Written by: Katy McDonald
As we begin thinking about finishing up the quarter, it’s time to reflect on the many guest speakers we’ve had and how they’ve contributed to our knowledge of writing in digital media. For me, Kat Kramer from the Denver BookBar store really intrigued me in how she used social media to promote events and to publicize new and local authors.
Personally, I was curious about how I could apply her expertise to my own endeavors in planning outreach programs for literacy in the south Denver communities. She gave some amazing advice about performing needs assessments, writing press packets, and asking organizations for help in promoting and providing resources for community events.
BookBar’s Twitter site features content as well as event promotions!
In terms of my plan for my social media account, Kat had some talking points about how she mixes the company’s personal events with literary content that may be of interest to the audience. This was especially present on their Twitter (see above) that featured articles from literary blogs as well as promotion for upcoming events at the BookBar. I really liked this idea because it’s something that I haven’t done yet on my page. While I have been making educational stories that my audience can watch, I find that the engagement with these stories are very low. Stories are hard to market well, but I think they’re important so I will continue to do them but also add on informational content into my regular stream of photos. My pictures get a lot more interaction, so I think this will be a good way to cross-promote like Kat mentioned, but within my very own page. A post that might work well could be a post that tells others to look at my highlights and stories, just to get people to see that I am posting them regularly. I think it would be fun to also feature drawings or text about plants because I am starting to run out of personal content like photos of my succulents to post.

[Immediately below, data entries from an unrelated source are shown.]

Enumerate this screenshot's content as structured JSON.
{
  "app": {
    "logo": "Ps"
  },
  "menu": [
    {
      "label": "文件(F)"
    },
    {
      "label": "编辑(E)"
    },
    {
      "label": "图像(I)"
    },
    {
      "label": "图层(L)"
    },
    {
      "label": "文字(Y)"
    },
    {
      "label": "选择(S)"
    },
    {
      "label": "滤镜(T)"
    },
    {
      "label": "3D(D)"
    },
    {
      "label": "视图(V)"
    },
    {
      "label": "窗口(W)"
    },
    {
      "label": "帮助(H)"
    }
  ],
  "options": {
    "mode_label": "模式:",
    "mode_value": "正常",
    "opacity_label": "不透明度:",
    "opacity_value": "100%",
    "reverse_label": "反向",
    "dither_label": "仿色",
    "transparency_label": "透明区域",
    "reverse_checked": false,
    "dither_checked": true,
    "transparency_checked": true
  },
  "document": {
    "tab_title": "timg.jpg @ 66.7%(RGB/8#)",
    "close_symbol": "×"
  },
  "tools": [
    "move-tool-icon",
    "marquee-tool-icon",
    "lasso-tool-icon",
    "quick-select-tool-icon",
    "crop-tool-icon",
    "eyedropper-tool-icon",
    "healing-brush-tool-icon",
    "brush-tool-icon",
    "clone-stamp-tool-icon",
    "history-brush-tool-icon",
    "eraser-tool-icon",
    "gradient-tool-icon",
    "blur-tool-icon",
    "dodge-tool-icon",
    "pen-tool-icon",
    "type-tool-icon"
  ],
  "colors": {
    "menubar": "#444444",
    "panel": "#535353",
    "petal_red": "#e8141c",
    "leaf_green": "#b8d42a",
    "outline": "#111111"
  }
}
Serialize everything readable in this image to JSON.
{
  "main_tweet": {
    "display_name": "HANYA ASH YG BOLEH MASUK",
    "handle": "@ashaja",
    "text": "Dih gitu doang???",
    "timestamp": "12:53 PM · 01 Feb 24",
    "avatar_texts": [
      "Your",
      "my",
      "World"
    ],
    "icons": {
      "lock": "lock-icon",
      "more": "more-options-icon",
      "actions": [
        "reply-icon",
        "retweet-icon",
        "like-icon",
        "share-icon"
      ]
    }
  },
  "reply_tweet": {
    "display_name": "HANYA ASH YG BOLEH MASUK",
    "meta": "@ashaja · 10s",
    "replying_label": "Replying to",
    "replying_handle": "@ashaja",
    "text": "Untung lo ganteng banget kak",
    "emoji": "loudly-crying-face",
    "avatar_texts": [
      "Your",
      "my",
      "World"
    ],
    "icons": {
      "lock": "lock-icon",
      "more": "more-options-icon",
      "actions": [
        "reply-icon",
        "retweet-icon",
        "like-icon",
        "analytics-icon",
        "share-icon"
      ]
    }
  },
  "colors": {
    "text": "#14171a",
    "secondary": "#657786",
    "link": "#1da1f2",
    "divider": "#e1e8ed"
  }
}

Pro tip from Kat Kramer at BookBar Denver: Have a friend or someone trusted that you know read over your proposals and other writing before you send it off! It can make a world of a difference!
With those ideas in mind, I think that Kat’s advice will also be very useful for our digital media campaigns. She spoke a lot about writing proposals and spreading her event info to publishers and others interested in the event she was planning. She also suggested that press packets/releases are useful tools for promoting one’s events. I think that through this project I will try to focus in creating an effective proposal and press release that captures the purpose of the group’s vision. Kat also gave pointers on how she structures her press releases and press packets, so I will also keep this in mind by including photos and other multimodal aids to help convey our message. A lot of Kat’s work as well as ours in this digital media campaign involves finding a gap in one’s community or environment and creating events/projects that will successfully fill those spaces. Once we have chosen our group’s topic, it will be important to use our knowledge of the audience’s interests to create a campaign that fulfills the needs of our targeted group. Overall, I hope that using Kat’s ideas and expertise will help my group create an amazing digital media campaign!